In view of the current
debate about whether the tipped minimum wage for servers in restaurants should
be eliminated, here are 10 things that you need to know about the tipped
minimum wage in New York:
1. Restaurants may pay their employees a “tipped minimum wage,” which is lower than the full minimum wage, if an employee receives enough tips. The employee must also be notified in writing that the restaurant will pay them less than the full minimum wage and will be paid more if tips do not bring their pay up to the minimum wage. The difference between the full minimum wage and the tipped minimum wage is called the “tip credit.”
2. The tipped minimum wage amount differs among region, industries, and occupations.
3. Paying a tipped minimum wage is not permitted for “fast food” restaurant workers.
4. For 2018, under the New York Hospitality Wage Order, food service employees in restaurants, including servers, bussers, and bartenders, can be paid an hourly tipped minimum wage as follows:
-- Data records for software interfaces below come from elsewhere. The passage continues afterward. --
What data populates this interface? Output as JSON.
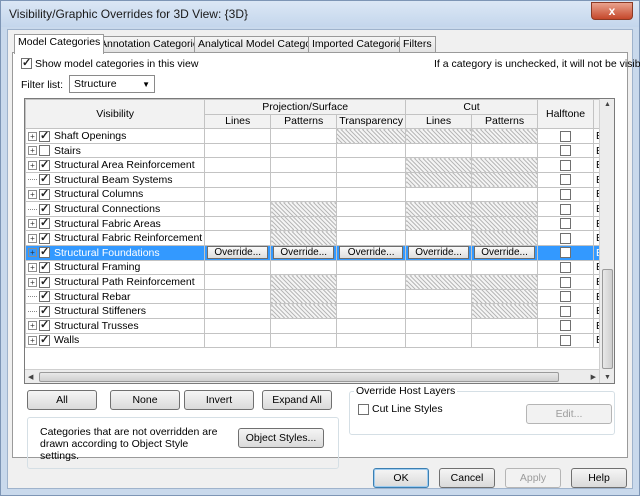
{
  "window": {
    "title": "Visibility/Graphic Overrides for 3D View: {3D}",
    "close_glyph": "x"
  },
  "tabs": [
    {
      "label": "Model Categories",
      "active": true
    },
    {
      "label": "Annotation Categories",
      "active": false
    },
    {
      "label": "Analytical Model Categories",
      "active": false
    },
    {
      "label": "Imported Categories",
      "active": false
    },
    {
      "label": "Filters",
      "active": false
    }
  ],
  "show_model_categories": {
    "label": "Show model categories in this view",
    "checked": true
  },
  "hint": "If a category is unchecked, it will not be visible.",
  "filter": {
    "label": "Filter list:",
    "value": "Structure"
  },
  "table": {
    "headers": {
      "visibility": "Visibility",
      "projection_surface": "Projection/Surface",
      "cut": "Cut",
      "halftone": "Halftone",
      "lines": "Lines",
      "patterns": "Patterns",
      "transparency": "Transparency",
      "cut_lines": "Lines",
      "cut_patterns": "Patterns",
      "detail_level_partial": ""
    },
    "override_label": "Override...",
    "by_label": "By",
    "rows": [
      {
        "name": "Shaft Openings",
        "expand": true,
        "checked": true,
        "hatch": [
          false,
          false,
          true,
          true,
          true
        ]
      },
      {
        "name": "Stairs",
        "expand": true,
        "checked": false,
        "hatch": [
          false,
          false,
          false,
          false,
          false
        ]
      },
      {
        "name": "Structural Area Reinforcement",
        "expand": true,
        "checked": true,
        "hatch": [
          false,
          false,
          false,
          true,
          true
        ]
      },
      {
        "name": "Structural Beam Systems",
        "expand": false,
        "checked": true,
        "hatch": [
          false,
          false,
          false,
          true,
          true
        ]
      },
      {
        "name": "Structural Columns",
        "expand": true,
        "checked": true,
        "hatch": [
          false,
          false,
          false,
          false,
          false
        ]
      },
      {
        "name": "Structural Connections",
        "expand": false,
        "checked": true,
        "hatch": [
          false,
          true,
          false,
          true,
          true
        ]
      },
      {
        "name": "Structural Fabric Areas",
        "expand": true,
        "checked": true,
        "hatch": [
          false,
          true,
          false,
          true,
          true
        ]
      },
      {
        "name": "Structural Fabric Reinforcement",
        "expand": true,
        "checked": true,
        "hatch": [
          false,
          true,
          false,
          false,
          true
        ]
      },
      {
        "name": "Structural Foundations",
        "expand": true,
        "checked": true,
        "selected": true,
        "hatch": [
          false,
          false,
          false,
          false,
          false
        ]
      },
      {
        "name": "Structural Framing",
        "expand": true,
        "checked": true,
        "hatch": [
          false,
          false,
          false,
          false,
          false
        ]
      },
      {
        "name": "Structural Path Reinforcement",
        "expand": true,
        "checked": true,
        "hatch": [
          false,
          true,
          false,
          true,
          true
        ]
      },
      {
        "name": "Structural Rebar",
        "expand": false,
        "checked": true,
        "hatch": [
          false,
          true,
          false,
          false,
          true
        ]
      },
      {
        "name": "Structural Stiffeners",
        "expand": false,
        "checked": true,
        "hatch": [
          false,
          true,
          false,
          false,
          true
        ]
      },
      {
        "name": "Structural Trusses",
        "expand": true,
        "checked": true,
        "hatch": [
          false,
          false,
          false,
          false,
          false
        ]
      },
      {
        "name": "Walls",
        "expand": true,
        "checked": true,
        "hatch": [
          false,
          false,
          false,
          false,
          false
        ]
      }
    ]
  },
  "buttons": {
    "all": "All",
    "none": "None",
    "invert": "Invert",
    "expand_all": "Expand All",
    "object_styles": "Object Styles...",
    "edit": "Edit...",
    "ok": "OK",
    "cancel": "Cancel",
    "apply": "Apply",
    "help": "Help"
  },
  "note": "Categories that are not overridden are drawn according to Object Style settings.",
  "override_host_layers": {
    "title": "Override Host Layers",
    "cut_line_styles": "Cut Line Styles",
    "checked": false
  }
}
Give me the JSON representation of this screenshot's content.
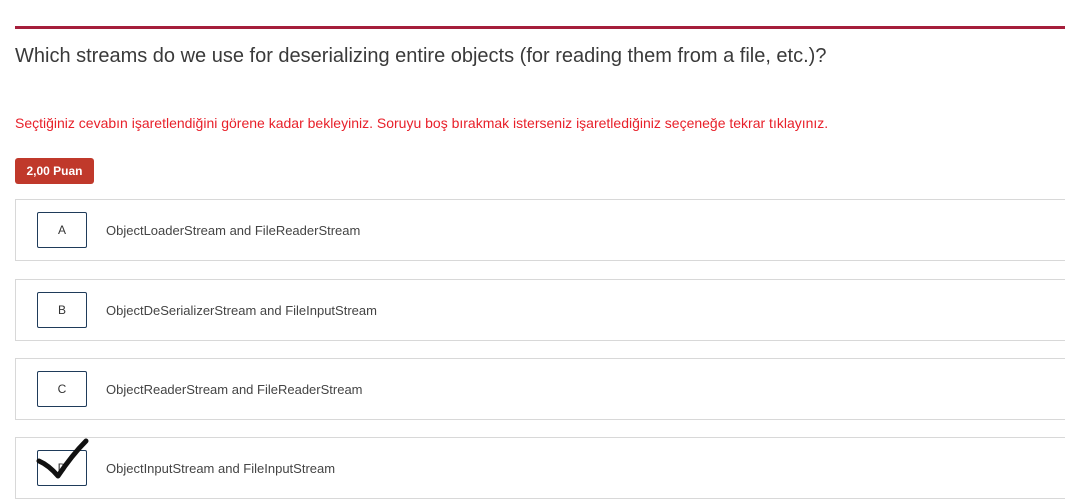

5. For 2018, under the Hospitality Wage Order, service employees in restaurants, (e.g. coat check or delivery person), can be paid an hourly tipped minimum wage as follows:
6. Restaurants may require directly tipped food service workers to share their tips with other food service workers who participated in providing service to customers and may set the percentage to be given to each occupation.
7. Before the start of employment, a restaurant must give each employee written notice of the employee's regular hourly pay rate, overtime hourly pay rate, the amount of tip credit, if any, to be taken from the basic minimum hourly rate, and the regular payday. The written notice must also state that extra pay is required if the tips received add up to less than the basic minimum hourly rate.
8. Restaurants must pay tipped workers overtime hours worked at time and one-half (1 ½) the full minimum wage rate less the tip credit.
9. Restaurants are prohibited from demanding or accepting any tip left for an employee or retaining any part of a tip.
10. Restaurants cannot take a tip credit for any day in which employees work more than 20%, or 2 hours, whichever is less, of the workday in a non-tipped job.